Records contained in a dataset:
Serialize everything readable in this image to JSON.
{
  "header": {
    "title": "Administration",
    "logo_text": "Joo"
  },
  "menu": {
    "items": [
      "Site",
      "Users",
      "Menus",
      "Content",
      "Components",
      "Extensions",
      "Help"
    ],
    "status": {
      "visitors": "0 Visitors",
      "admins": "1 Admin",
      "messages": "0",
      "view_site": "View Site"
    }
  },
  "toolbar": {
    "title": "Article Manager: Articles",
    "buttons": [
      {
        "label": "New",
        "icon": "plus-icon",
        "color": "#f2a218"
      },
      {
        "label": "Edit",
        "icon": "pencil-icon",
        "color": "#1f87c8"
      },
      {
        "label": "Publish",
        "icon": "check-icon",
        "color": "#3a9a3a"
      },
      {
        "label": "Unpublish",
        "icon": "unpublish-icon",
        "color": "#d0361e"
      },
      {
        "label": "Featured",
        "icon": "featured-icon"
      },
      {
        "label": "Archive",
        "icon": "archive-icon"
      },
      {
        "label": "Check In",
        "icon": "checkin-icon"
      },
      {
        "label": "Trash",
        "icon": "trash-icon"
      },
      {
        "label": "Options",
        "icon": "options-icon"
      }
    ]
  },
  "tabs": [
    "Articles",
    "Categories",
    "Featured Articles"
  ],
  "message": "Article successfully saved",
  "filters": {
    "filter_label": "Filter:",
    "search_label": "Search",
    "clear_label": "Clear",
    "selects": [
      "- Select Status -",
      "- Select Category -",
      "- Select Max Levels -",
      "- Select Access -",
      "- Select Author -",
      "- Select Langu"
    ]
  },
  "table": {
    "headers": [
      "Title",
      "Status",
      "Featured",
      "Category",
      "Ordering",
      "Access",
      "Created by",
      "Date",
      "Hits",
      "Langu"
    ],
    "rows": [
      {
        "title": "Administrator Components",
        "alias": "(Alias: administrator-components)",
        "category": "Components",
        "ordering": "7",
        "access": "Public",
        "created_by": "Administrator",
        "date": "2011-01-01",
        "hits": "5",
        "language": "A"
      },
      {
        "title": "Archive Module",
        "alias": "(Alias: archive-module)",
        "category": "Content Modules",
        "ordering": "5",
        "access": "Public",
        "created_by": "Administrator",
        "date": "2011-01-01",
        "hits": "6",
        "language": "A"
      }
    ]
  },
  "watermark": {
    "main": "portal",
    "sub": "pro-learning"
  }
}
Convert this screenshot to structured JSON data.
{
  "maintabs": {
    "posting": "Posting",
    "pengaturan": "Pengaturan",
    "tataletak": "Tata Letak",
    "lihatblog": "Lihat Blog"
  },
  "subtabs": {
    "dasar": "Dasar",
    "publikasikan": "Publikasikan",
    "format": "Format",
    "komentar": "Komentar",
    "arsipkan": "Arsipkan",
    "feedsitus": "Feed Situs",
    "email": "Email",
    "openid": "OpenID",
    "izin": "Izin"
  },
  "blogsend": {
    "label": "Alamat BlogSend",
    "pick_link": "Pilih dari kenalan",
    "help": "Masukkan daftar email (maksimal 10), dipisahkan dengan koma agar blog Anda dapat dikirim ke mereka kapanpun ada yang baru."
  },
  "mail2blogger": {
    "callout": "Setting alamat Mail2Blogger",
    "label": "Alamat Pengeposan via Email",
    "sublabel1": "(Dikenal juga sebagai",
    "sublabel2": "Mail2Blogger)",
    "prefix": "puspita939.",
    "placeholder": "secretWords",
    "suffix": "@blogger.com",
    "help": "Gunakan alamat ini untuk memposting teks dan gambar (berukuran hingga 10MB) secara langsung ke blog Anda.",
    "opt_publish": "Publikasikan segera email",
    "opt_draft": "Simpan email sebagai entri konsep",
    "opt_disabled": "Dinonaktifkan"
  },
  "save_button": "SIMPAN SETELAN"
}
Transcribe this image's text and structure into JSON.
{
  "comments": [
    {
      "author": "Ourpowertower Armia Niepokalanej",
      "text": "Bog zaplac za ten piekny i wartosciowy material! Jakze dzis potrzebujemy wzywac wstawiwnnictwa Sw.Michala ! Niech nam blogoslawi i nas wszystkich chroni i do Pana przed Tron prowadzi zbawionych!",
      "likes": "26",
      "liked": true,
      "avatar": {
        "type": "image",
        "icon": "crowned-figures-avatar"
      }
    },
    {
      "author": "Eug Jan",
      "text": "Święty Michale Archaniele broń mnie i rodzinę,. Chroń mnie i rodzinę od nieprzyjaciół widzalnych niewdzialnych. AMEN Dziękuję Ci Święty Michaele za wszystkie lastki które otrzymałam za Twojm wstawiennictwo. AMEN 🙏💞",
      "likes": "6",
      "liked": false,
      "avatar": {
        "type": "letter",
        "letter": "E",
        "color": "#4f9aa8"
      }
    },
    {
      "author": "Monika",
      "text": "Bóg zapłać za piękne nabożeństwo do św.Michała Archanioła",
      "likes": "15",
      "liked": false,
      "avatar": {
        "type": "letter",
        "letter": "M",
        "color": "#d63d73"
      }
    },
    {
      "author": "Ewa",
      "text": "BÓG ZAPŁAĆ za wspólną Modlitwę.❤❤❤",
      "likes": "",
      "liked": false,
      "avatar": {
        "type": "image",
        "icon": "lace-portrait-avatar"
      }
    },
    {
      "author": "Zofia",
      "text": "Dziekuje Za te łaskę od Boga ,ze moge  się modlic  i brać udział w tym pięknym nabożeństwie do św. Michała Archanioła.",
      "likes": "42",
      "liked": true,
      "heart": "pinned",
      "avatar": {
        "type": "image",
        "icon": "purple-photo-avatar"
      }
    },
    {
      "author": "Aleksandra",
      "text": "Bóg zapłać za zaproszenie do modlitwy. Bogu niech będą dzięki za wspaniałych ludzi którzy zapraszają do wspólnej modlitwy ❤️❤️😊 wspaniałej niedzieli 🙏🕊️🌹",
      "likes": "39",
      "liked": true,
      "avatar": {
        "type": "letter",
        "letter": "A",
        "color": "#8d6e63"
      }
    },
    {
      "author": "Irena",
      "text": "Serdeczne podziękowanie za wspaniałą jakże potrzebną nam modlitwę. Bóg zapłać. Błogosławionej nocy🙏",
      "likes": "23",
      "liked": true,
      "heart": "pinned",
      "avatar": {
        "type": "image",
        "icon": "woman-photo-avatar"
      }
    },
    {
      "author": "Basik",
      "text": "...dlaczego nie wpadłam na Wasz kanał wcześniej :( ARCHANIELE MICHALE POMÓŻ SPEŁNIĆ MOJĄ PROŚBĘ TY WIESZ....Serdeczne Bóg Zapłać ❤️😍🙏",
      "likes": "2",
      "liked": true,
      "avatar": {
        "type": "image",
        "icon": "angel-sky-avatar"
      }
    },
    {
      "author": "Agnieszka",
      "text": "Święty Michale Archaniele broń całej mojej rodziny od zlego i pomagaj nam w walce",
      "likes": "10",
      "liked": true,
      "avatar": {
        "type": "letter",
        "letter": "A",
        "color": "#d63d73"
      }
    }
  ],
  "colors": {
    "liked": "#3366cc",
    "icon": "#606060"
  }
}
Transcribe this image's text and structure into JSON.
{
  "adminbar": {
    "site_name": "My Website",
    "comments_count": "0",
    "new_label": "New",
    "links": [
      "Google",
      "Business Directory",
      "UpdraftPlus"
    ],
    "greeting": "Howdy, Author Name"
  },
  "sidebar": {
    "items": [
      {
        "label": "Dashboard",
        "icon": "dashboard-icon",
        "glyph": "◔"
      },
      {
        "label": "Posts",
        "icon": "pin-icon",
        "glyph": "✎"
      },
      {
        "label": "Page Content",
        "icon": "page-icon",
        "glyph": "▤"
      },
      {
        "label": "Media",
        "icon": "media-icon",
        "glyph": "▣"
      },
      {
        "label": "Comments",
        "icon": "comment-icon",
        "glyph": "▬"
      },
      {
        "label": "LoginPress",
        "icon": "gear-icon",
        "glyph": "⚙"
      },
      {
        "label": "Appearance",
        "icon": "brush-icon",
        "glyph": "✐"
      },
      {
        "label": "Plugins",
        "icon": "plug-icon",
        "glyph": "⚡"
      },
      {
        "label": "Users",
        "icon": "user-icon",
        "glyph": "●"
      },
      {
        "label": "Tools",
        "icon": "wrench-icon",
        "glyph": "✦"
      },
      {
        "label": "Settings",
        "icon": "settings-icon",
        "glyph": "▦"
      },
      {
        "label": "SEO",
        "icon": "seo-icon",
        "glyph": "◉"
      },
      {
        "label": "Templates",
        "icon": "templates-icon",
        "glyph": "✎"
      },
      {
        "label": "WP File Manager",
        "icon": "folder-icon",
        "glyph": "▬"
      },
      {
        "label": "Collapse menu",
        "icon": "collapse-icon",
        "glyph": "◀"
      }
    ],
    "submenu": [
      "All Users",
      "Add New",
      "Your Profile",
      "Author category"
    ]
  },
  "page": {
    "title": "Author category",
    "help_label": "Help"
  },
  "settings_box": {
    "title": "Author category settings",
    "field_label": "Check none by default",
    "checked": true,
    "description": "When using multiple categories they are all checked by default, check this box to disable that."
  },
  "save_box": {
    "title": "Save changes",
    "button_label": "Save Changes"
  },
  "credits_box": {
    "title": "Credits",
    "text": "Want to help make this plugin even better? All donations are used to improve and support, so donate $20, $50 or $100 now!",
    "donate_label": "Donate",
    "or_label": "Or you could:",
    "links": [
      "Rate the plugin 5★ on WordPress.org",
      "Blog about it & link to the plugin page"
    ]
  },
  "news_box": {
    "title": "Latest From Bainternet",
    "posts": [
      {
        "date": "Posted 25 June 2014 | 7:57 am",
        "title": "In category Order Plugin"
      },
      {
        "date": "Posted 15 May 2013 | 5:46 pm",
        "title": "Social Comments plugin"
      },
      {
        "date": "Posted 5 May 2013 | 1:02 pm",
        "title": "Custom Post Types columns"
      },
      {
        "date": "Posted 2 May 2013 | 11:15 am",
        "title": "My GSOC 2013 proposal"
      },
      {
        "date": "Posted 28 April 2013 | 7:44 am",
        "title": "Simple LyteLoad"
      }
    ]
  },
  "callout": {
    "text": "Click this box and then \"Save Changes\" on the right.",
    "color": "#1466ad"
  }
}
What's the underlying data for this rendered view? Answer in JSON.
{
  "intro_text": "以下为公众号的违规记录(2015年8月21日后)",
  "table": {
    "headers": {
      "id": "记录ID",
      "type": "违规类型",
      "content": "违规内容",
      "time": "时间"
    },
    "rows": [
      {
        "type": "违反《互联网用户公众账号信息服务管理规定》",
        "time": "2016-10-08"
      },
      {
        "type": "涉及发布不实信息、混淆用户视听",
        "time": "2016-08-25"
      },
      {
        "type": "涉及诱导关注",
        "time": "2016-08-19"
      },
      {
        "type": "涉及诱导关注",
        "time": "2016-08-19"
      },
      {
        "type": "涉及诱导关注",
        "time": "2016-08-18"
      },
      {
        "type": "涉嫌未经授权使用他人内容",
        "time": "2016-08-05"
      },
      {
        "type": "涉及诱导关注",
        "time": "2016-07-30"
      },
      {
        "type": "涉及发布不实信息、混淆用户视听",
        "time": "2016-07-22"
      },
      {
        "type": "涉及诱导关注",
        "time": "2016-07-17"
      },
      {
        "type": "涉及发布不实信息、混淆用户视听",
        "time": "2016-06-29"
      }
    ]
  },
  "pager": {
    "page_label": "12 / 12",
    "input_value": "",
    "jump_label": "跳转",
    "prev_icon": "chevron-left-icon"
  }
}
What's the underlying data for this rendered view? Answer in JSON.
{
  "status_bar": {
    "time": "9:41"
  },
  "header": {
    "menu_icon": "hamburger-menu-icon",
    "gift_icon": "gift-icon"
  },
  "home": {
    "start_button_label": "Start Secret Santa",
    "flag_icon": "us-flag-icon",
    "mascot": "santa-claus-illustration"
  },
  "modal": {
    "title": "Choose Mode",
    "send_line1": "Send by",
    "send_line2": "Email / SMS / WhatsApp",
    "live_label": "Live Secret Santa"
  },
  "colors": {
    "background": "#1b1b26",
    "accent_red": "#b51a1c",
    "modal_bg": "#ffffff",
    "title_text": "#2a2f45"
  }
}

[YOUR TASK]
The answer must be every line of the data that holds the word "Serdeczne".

[REPLY]
      "text": "Serdeczne podziękowanie za wspaniałą jakże potrzebną nam modlitwę. Bóg zapłać. Błogosławionej nocy🙏",
      "text": "...dlaczego nie wpadłam na Wasz kanał wcześniej :( ARCHANIELE MICHALE POMÓŻ SPEŁNIĆ MOJĄ PROŚBĘ TY WIESZ....Serdeczne Bóg Zapłać ❤️😍🙏",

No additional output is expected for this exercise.